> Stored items
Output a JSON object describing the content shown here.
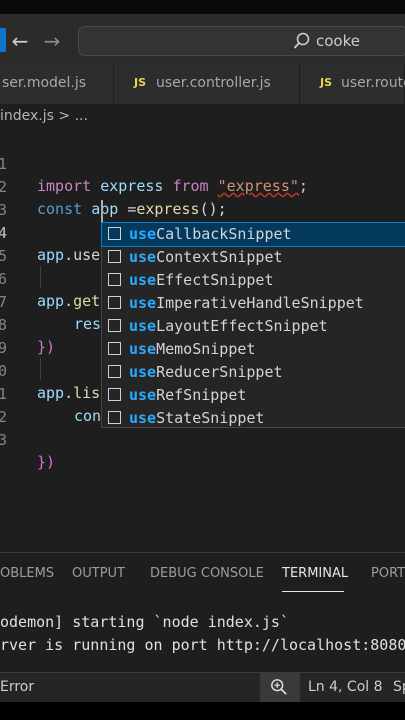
{
  "title_bar": {
    "search_text": "cooke",
    "back_icon": "arrow-left-icon",
    "forward_icon": "arrow-right-icon"
  },
  "tabs": [
    {
      "label": "ser.model.js",
      "has_js_badge": false
    },
    {
      "label": "user.controller.js",
      "badge": "JS"
    },
    {
      "label": "user.route",
      "badge": "JS"
    }
  ],
  "breadcrumb": "index.js > ...",
  "editor": {
    "line_numbers": [
      "1",
      "2",
      "3",
      "4",
      "5",
      "6",
      "7",
      "8",
      "9",
      "0",
      "1",
      "2",
      "3"
    ],
    "line1": {
      "kw1": "import",
      "id": "express",
      "kw2": "from",
      "str": "\"express\"",
      "end": ";"
    },
    "line2": {
      "kw": "const",
      "id": "app",
      "op": "=",
      "fn": "express",
      "end": "();"
    },
    "line4": {
      "id": "app",
      "rest": ".use"
    },
    "line6": {
      "id": "app",
      "rest": ".get"
    },
    "line7": {
      "fn": "res"
    },
    "line8": {
      "text": "})"
    },
    "line10": {
      "id": "app",
      "rest": ".lis"
    },
    "line11": {
      "fn": "con"
    },
    "line13": {
      "text": "})"
    }
  },
  "suggestions": {
    "match": "use",
    "items": [
      "CallbackSnippet",
      "ContextSnippet",
      "EffectSnippet",
      "ImperativeHandleSnippet",
      "LayoutEffectSnippet",
      "MemoSnippet",
      "ReducerSnippet",
      "RefSnippet",
      "StateSnippet"
    ],
    "selected_index": 0
  },
  "panel": {
    "tabs": [
      "OBLEMS",
      "OUTPUT",
      "DEBUG CONSOLE",
      "TERMINAL",
      "PORT"
    ],
    "active_tab": "TERMINAL",
    "terminal_lines": [
      "odemon] starting `node index.js`",
      "rver is running on port http://localhost:8080"
    ]
  },
  "status_bar": {
    "left": "Error",
    "position": "Ln 4, Col 8",
    "right_partial": "Sp"
  },
  "colors": {
    "editor_bg": "#1e1e1e",
    "keyword": "#c586c0",
    "variable": "#9cdcfe",
    "function": "#dcdcaa",
    "string": "#ce9178",
    "match_highlight": "#2aaaff",
    "selection": "#04395e"
  }
}
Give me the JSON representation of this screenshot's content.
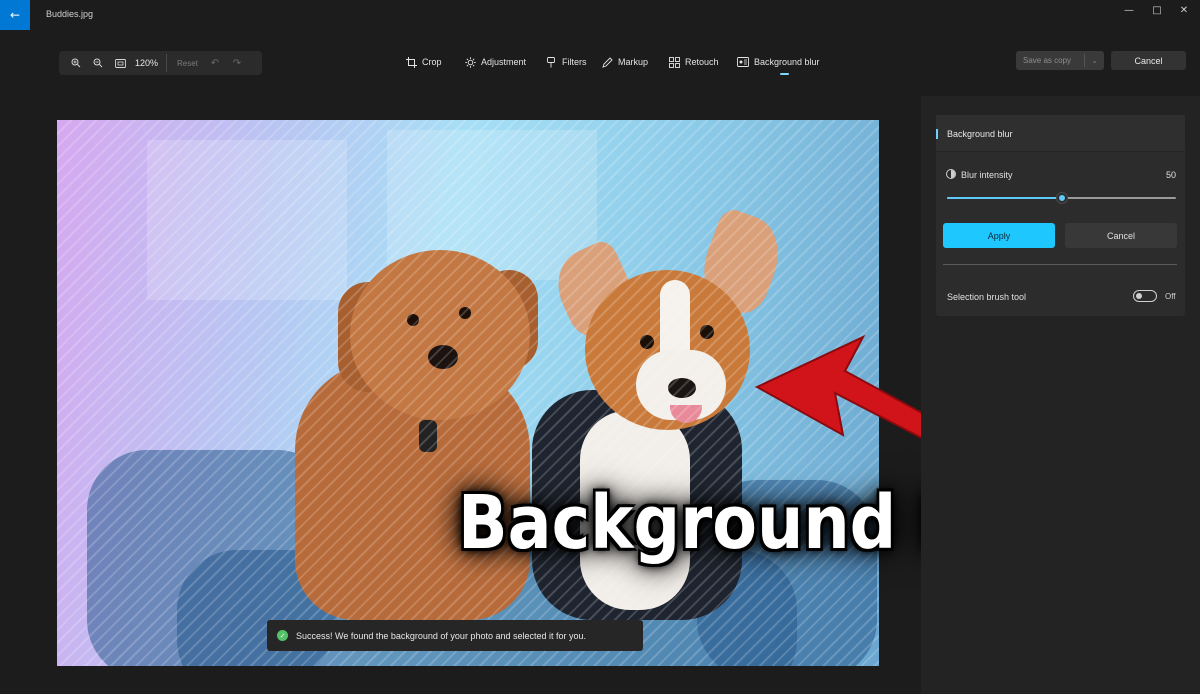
{
  "window": {
    "title": "Buddies.jpg",
    "back_icon": "back-arrow-icon",
    "controls": [
      "minimize-icon",
      "maximize-icon",
      "close-icon"
    ]
  },
  "zoom": {
    "level": "120%",
    "reset_label": "Reset"
  },
  "tools": [
    {
      "label": "Crop",
      "icon": "crop-icon"
    },
    {
      "label": "Adjustment",
      "icon": "brightness-icon"
    },
    {
      "label": "Filters",
      "icon": "filters-icon"
    },
    {
      "label": "Markup",
      "icon": "pen-icon"
    },
    {
      "label": "Retouch",
      "icon": "retouch-icon"
    },
    {
      "label": "Background blur",
      "icon": "background-blur-icon",
      "active": true
    }
  ],
  "actions": {
    "save_label": "Save as copy",
    "cancel_label": "Cancel"
  },
  "toast": {
    "message": "Success! We found the background of your photo and selected it for you."
  },
  "overlay": {
    "caption": "Background Blur"
  },
  "panel": {
    "title": "Background blur",
    "blur_intensity_label": "Blur intensity",
    "blur_intensity_value": "50",
    "slider_fraction": 0.5,
    "apply_label": "Apply",
    "cancel_label": "Cancel",
    "selection_brush_label": "Selection brush tool",
    "selection_brush_state": "Off"
  },
  "colors": {
    "accent": "#1ec8ff",
    "back_button": "#0078d4",
    "success": "#54c16a",
    "arrow": "#d0141a"
  }
}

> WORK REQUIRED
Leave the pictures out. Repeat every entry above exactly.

> TASK RESULT
Output a JSON object describing the content shown here.
{
  "title_bar": {
    "search_text": "cooke",
    "back_icon": "arrow-left-icon",
    "forward_icon": "arrow-right-icon"
  },
  "tabs": [
    {
      "label": "ser.model.js",
      "has_js_badge": false
    },
    {
      "label": "user.controller.js",
      "badge": "JS"
    },
    {
      "label": "user.route",
      "badge": "JS"
    }
  ],
  "breadcrumb": "index.js > ...",
  "editor": {
    "line_numbers": [
      "1",
      "2",
      "3",
      "4",
      "5",
      "6",
      "7",
      "8",
      "9",
      "0",
      "1",
      "2",
      "3"
    ],
    "line1": {
      "kw1": "import",
      "id": "express",
      "kw2": "from",
      "str": "\"express\"",
      "end": ";"
    },
    "line2": {
      "kw": "const",
      "id": "app",
      "op": "=",
      "fn": "express",
      "end": "();"
    },
    "line4": {
      "id": "app",
      "rest": ".use"
    },
    "line6": {
      "id": "app",
      "rest": ".get"
    },
    "line7": {
      "fn": "res"
    },
    "line8": {
      "text": "})"
    },
    "line10": {
      "id": "app",
      "rest": ".lis"
    },
    "line11": {
      "fn": "con"
    },
    "line13": {
      "text": "})"
    }
  },
  "suggestions": {
    "match": "use",
    "items": [
      "CallbackSnippet",
      "ContextSnippet",
      "EffectSnippet",
      "ImperativeHandleSnippet",
      "LayoutEffectSnippet",
      "MemoSnippet",
      "ReducerSnippet",
      "RefSnippet",
      "StateSnippet"
    ],
    "selected_index": 0
  },
  "panel": {
    "tabs": [
      "OBLEMS",
      "OUTPUT",
      "DEBUG CONSOLE",
      "TERMINAL",
      "PORT"
    ],
    "active_tab": "TERMINAL",
    "terminal_lines": [
      "odemon] starting `node index.js`",
      "rver is running on port http://localhost:8080"
    ]
  },
  "status_bar": {
    "left": "Error",
    "position": "Ln 4, Col 8",
    "right_partial": "Sp"
  },
  "colors": {
    "editor_bg": "#1e1e1e",
    "keyword": "#c586c0",
    "variable": "#9cdcfe",
    "function": "#dcdcaa",
    "string": "#ce9178",
    "match_highlight": "#2aaaff",
    "selection": "#04395e"
  }
}
Give me the JSON representation of this screenshot's content.
{
  "window": {
    "title": "Buddies.jpg",
    "back_icon": "back-arrow-icon",
    "controls": [
      "minimize-icon",
      "maximize-icon",
      "close-icon"
    ]
  },
  "zoom": {
    "level": "120%",
    "reset_label": "Reset"
  },
  "tools": [
    {
      "label": "Crop",
      "icon": "crop-icon"
    },
    {
      "label": "Adjustment",
      "icon": "brightness-icon"
    },
    {
      "label": "Filters",
      "icon": "filters-icon"
    },
    {
      "label": "Markup",
      "icon": "pen-icon"
    },
    {
      "label": "Retouch",
      "icon": "retouch-icon"
    },
    {
      "label": "Background blur",
      "icon": "background-blur-icon",
      "active": true
    }
  ],
  "actions": {
    "save_label": "Save as copy",
    "cancel_label": "Cancel"
  },
  "toast": {
    "message": "Success! We found the background of your photo and selected it for you."
  },
  "overlay": {
    "caption": "Background Blur"
  },
  "panel": {
    "title": "Background blur",
    "blur_intensity_label": "Blur intensity",
    "blur_intensity_value": "50",
    "slider_fraction": 0.5,
    "apply_label": "Apply",
    "cancel_label": "Cancel",
    "selection_brush_label": "Selection brush tool",
    "selection_brush_state": "Off"
  },
  "colors": {
    "accent": "#1ec8ff",
    "back_button": "#0078d4",
    "success": "#54c16a",
    "arrow": "#d0141a"
  }
}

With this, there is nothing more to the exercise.